Virtual Reality Games May Require A New Ratings System, Sony Boss Says
The traditional age and content ratings may not be sufficient for virtual reality games.
Virtual reality is promising to be more than just an evolution of the gaming medium- it promises to be an entirely new medium altogether, a new format, a new way to consume content, that will stand side by side with books, movies, music, TV, and yes, video games. As such, none of the old methodologies to assess content will work for virtual reality games, Sony Worldwide Studios’ Shuhei Yoshida, and an evangelist for the rise of VR, said recently- VR may require an entirely new ratings system altogether.
“[VR is] pretty much giving you an experience with other people that you’d otherwise not have,” he said in an interview with Digital Spy. “If you are lucky, you won’t have experienced getting a gun pointed at your head–it’s scary, right? But that can be created easily in VR. It is intense. In one of our demos, you get yourself stabbed, and it’s powerful.
“The power of the medium is so much so that, in the future, the industry will probably come up with slightly different ratings so that we can communicate to consumers what kind of contents are inside,” he added. “It’s early days but it’s important, because we don’t want to handcuff the creativity of developers. But it’s a challenge for the future, as the media is so powerful, something could potentially cause trauma to people when they try that, because they’ve played something really awful.”
That said, it does go both ways, too- if VR can be affecting, it doesn’t have to be affecting in a traumatizing way. Developers can create experiences that let people empathize with others in ways hitherto unknown- something that many of them are already doing, Yoshida noted.
“There are people around the world not as fortunate as us, but using virtual reality we can let people experience what it’s like to be abused, or live in poverty.

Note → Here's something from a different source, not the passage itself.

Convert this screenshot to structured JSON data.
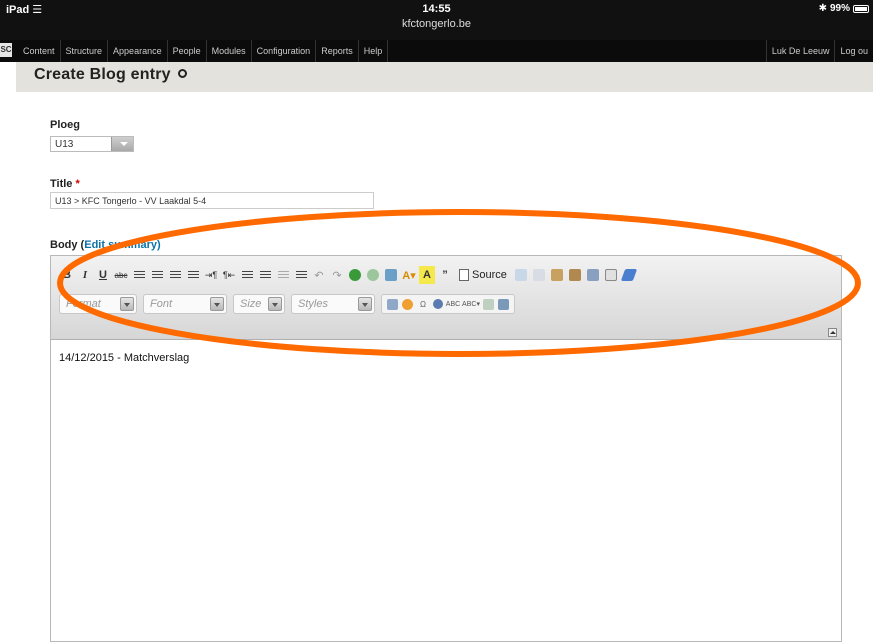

We hope this will contribute to decision-makers making some good decisions,” he said.
When he was asked outright if he thought virtual reality would need its own unique ratings system, Yoshida said that it is, “something… that I hope we can work on.”
The PlayStation VR is due to launch some time in 2016.